Using the records provided below, locate and copy each line that contains the word "this".

Data for review:
[Start of section]
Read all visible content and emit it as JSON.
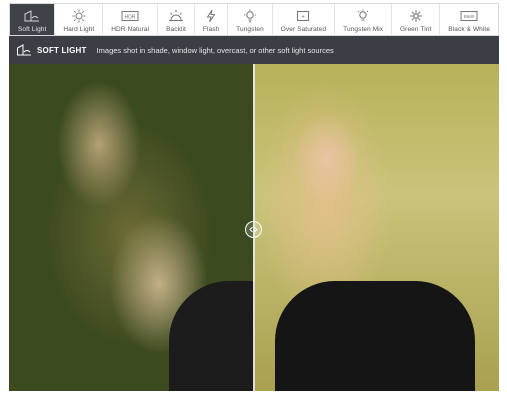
{
  "tabs": [
    {
      "label": "Soft Light",
      "icon": "soft-light-icon",
      "active": true
    },
    {
      "label": "Hard Light",
      "icon": "hard-light-icon",
      "active": false
    },
    {
      "label": "HDR Natural",
      "icon": "hdr-natural-icon",
      "active": false
    },
    {
      "label": "Backlit",
      "icon": "backlit-icon",
      "active": false
    },
    {
      "label": "Flash",
      "icon": "flash-icon",
      "active": false
    },
    {
      "label": "Tungsten",
      "icon": "tungsten-icon",
      "active": false
    },
    {
      "label": "Over Saturated",
      "icon": "over-saturated-icon",
      "active": false
    },
    {
      "label": "Tungsten Mix",
      "icon": "tungsten-mix-icon",
      "active": false
    },
    {
      "label": "Green Tint",
      "icon": "green-tint-icon",
      "active": false
    },
    {
      "label": "Black & White",
      "icon": "black-white-icon",
      "active": false
    }
  ],
  "banner": {
    "title": "SOFT LIGHT",
    "description": "Images shot in shade, window light, overcast, or other soft light sources",
    "icon": "soft-light-icon"
  },
  "comparison": {
    "before_label": "",
    "after_label": "",
    "split_fraction": 0.5
  },
  "colors": {
    "active_tab_bg": "#3f4248",
    "banner_bg": "#3b3e44",
    "tab_text": "#555555"
  }
}
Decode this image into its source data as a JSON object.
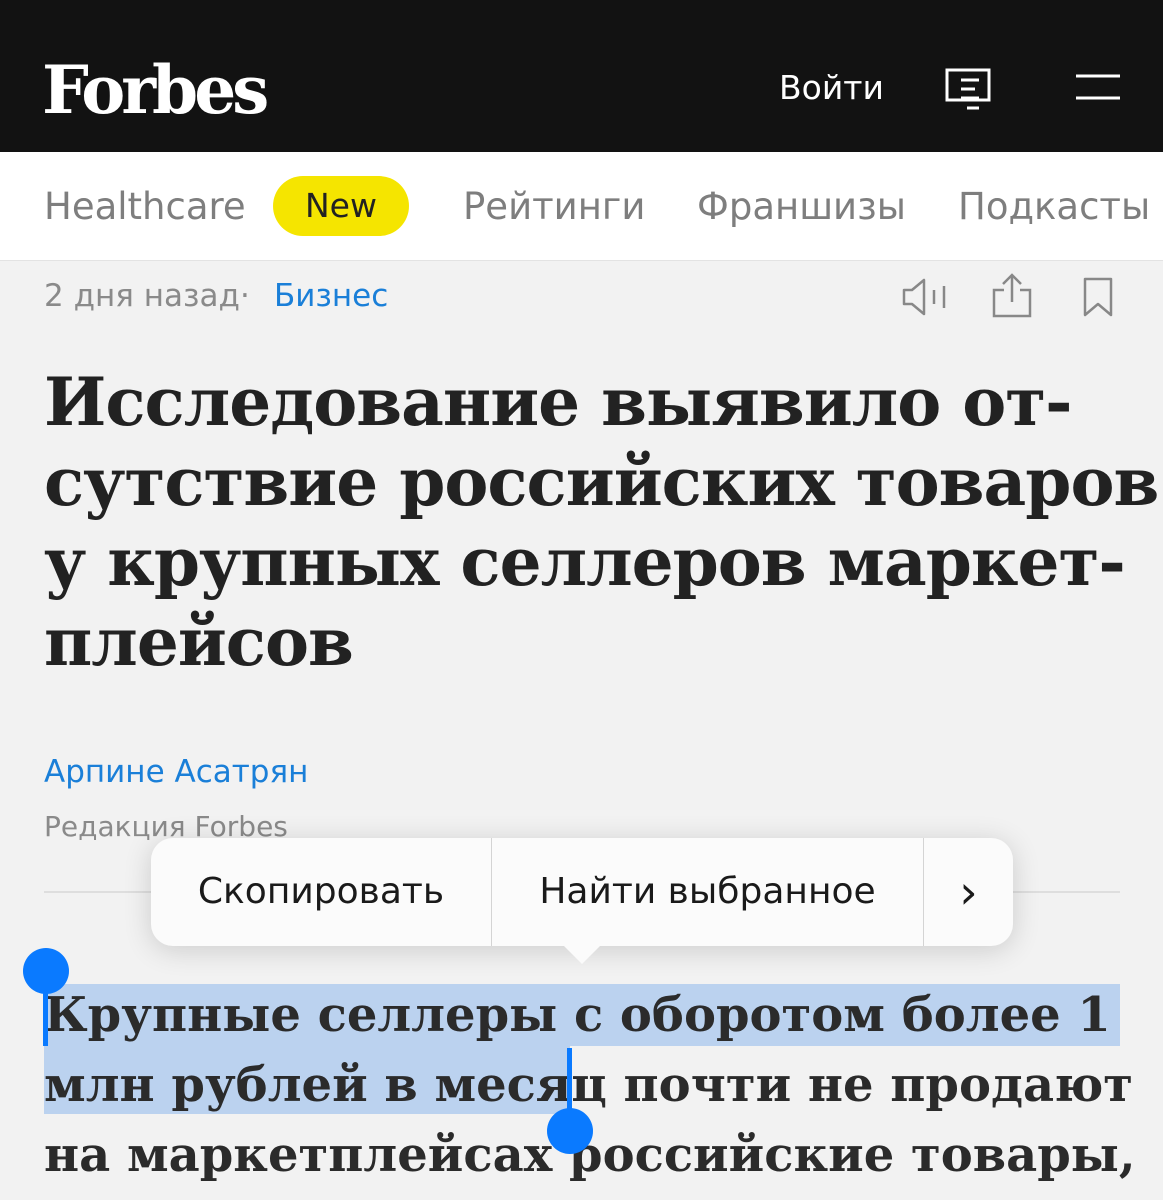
{
  "header": {
    "logo": "Forbes",
    "login_label": "Войти",
    "icons": [
      "magazine-icon",
      "menu-icon"
    ]
  },
  "nav": {
    "items": [
      {
        "label": "Healthcare"
      },
      {
        "label": "New",
        "badge_color": "#f5e500"
      },
      {
        "label": "Рейтинги"
      },
      {
        "label": "Франшизы"
      },
      {
        "label": "Подкасты"
      }
    ]
  },
  "meta": {
    "date": "2 дня назад",
    "separator": "·",
    "category": "Бизнес",
    "icons": [
      "audio-icon",
      "share-icon",
      "bookmark-icon"
    ]
  },
  "article": {
    "headline_lines": [
      "Исследование выявило от-",
      "сутствие российских товаров",
      "у крупных селлеров маркет-",
      "плейсов"
    ],
    "author": "Арпине Асатрян",
    "author_role": "Редакция Forbes",
    "body_lines": [
      "Крупные селлеры с оборотом более 1",
      "млн рублей в месяц почти не продают",
      "на маркетплейсах российские товары,"
    ]
  },
  "context_menu": {
    "copy_label": "Скопировать",
    "find_label": "Найти выбранное",
    "more_label": "›"
  },
  "colors": {
    "header_bg": "#121212",
    "link_blue": "#1a7fd8",
    "selection_blue": "#0a7aff"
  }
}
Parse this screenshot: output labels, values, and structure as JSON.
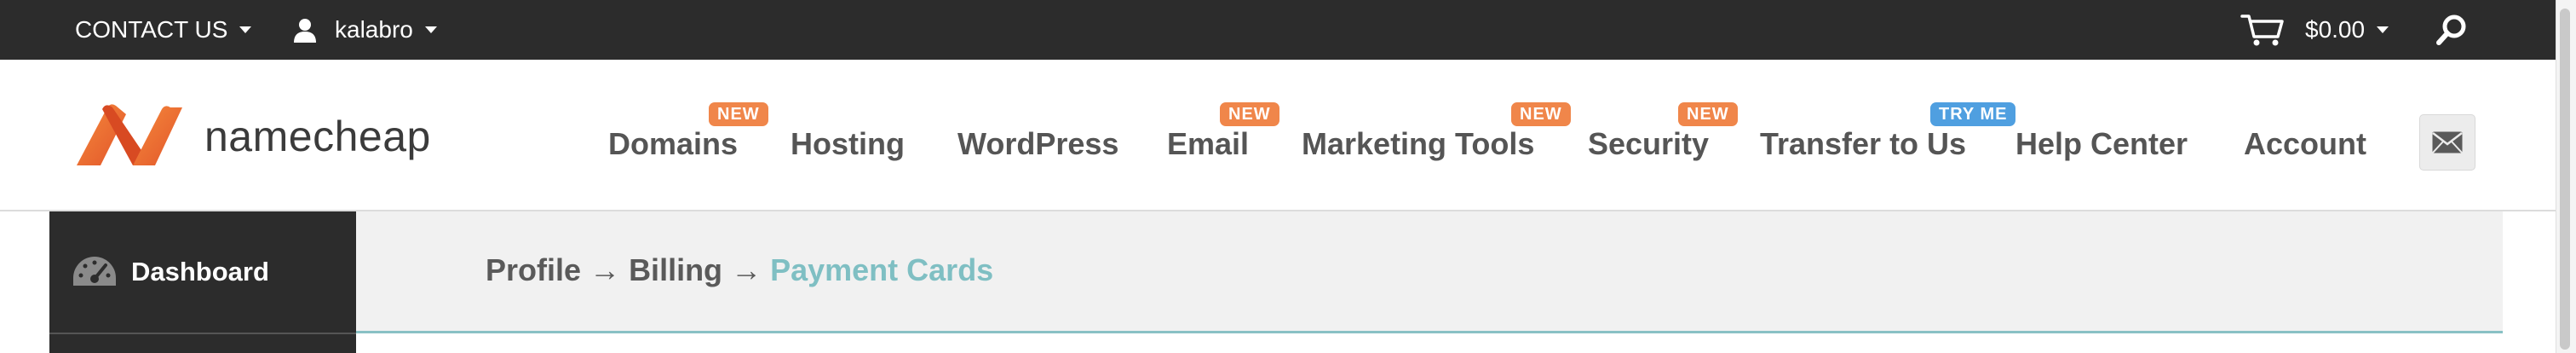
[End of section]
Written solution:
Decode this image into its source data as a JSON object.
Parse this screenshot: output labels, values, and structure as JSON.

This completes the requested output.